:: Required action ::
If a line in the data below includes the string "chevron", please return a copy of it.

:: Input for this task ::
——————

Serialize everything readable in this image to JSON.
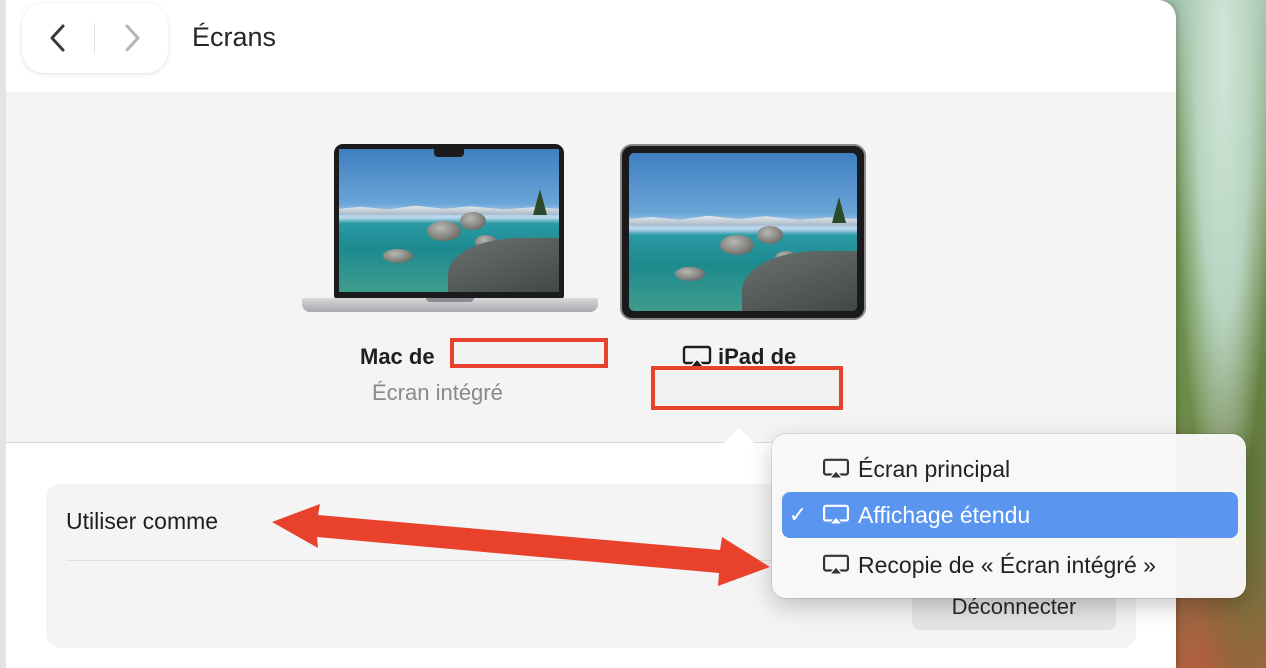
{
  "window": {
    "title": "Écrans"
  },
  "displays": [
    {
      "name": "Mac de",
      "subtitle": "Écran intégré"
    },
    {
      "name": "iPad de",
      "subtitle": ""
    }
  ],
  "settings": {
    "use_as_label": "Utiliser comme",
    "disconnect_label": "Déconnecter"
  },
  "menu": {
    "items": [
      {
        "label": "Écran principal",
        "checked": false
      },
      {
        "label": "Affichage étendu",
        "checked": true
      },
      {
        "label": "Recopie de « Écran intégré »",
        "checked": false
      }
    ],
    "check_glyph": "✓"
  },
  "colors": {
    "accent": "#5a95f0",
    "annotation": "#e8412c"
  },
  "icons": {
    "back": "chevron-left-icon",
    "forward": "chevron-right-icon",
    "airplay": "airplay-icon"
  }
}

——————

:: Reply ::
    "back": "chevron-left-icon",
    "forward": "chevron-right-icon",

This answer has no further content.